Assam CM Himanta Biswa Sarma defends the decision to create indigenous faith and cultural department
The Assam cabinet has decided to create a new department-the Department of Indigenous Faith and Culture to protect and preserve the crumbling cultures and faiths of the indigenous communities.
Himanta Biswa Sarma, the Chief Minister of Assam defended this decision saying, “ “We need to preserve and protect them. The very purpose of the new department is to preserve them.”
According to Sarma the faiths traditions and cultures Karma Puja of the Adivasis, Bathou Puja of the Bodos, and the Tea Tribes of the indigenous communities of the state are fading away due to preaching and professional management systems of mainstream religions and it is necessary to protect them.
Answering to a Zero Hour notice in the State Assembly regarding the creation of the Department of Indigenous Faith and Culture, Sarma said time, modernity and global religious communities had taken a toll on tribal cultures, practices, languages, livelihoods and faiths in Assam.
“The mandate of the new department to be put under the joint control of the directorates of Archaeology, Museum, and History and Antiquarian Studies will be to interact with the tribal people, study the folklores, customs and practices for ensuring these are not forgotten,” he said.
Sarma strongly believes that these tribal communities and their culture should be preserved, hence directorates of Antiquarian Studies, Archaeology, and Museum and History will interact with the tribal communities, understand their practices, beliefs, and folklores.
The Department of indigenous faith and culture would be allotted ₹100-crore in the first year and from thereon the government would increase the funds gradually.
Nature worship defines the tribal faiths that conveyed the message of conservation to the rest of the world. Most ethnic communities in Assam are believers of animism, though some, over the years, may have turned to the dominant religion in their respective areas.
He also said that those from the mainstream religions did not think of themselves adhering to the superior belief system and the tribal people could have to retain their faiths and it has become important to address the environmental issues the world is facing currently.
“Sadly, the vicissitudes of time, modernity and global religious communities have threatened the tribal belief systems, adding to that he also said, “ Temples of Sanskritised communities, churches of Christians and mosques of Muslims came up, the onslaught of religious preaching and professional management systems gradually made the indigenous faiths vanish.”
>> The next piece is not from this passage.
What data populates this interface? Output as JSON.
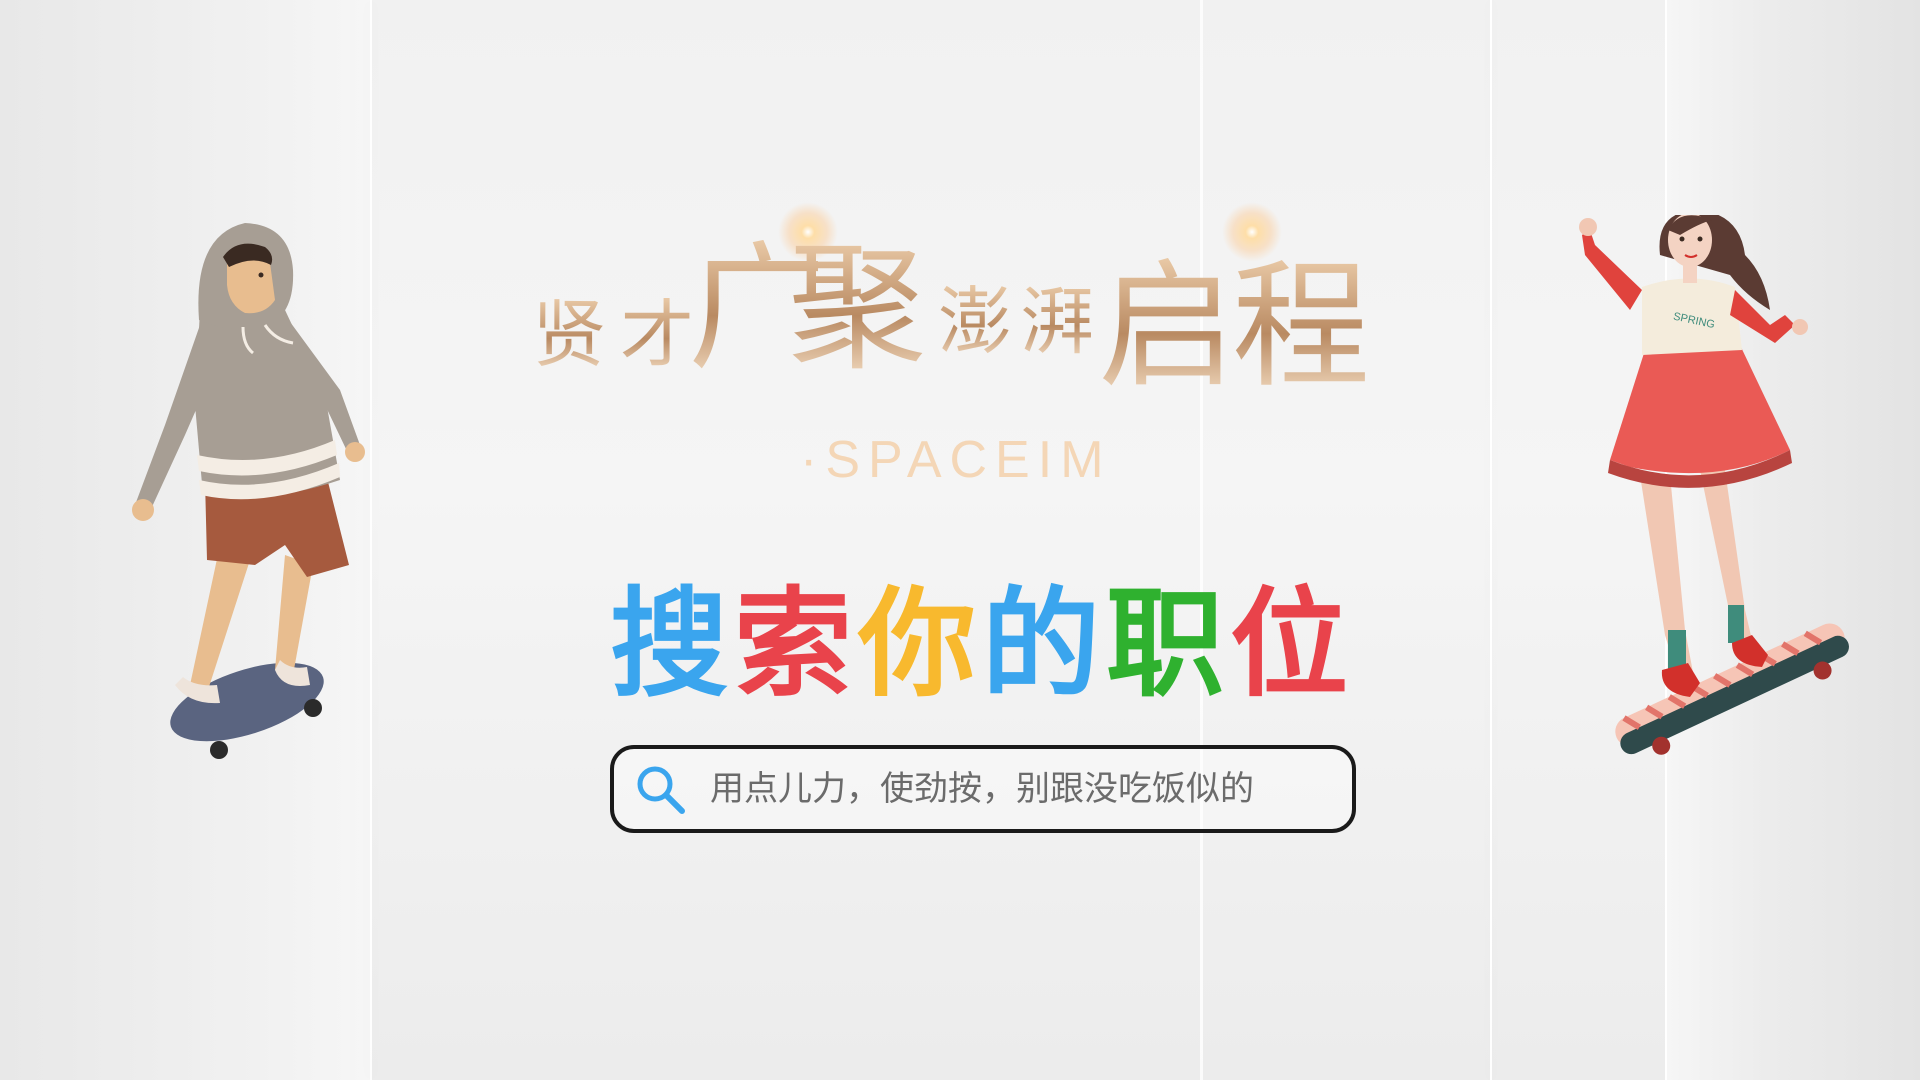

Assam has tribes like Boro, Koch, Tiwa, and many others which follow unique customs and religious beliefs and the government decided to preserve their faith and culture with institutional support through the establishment of this new department.
He also implied that the Taliban’s destruction of the Bamiyan Buddhist statues in Afghanistan was an example of how mainstream religions cut off people from their cultural roots.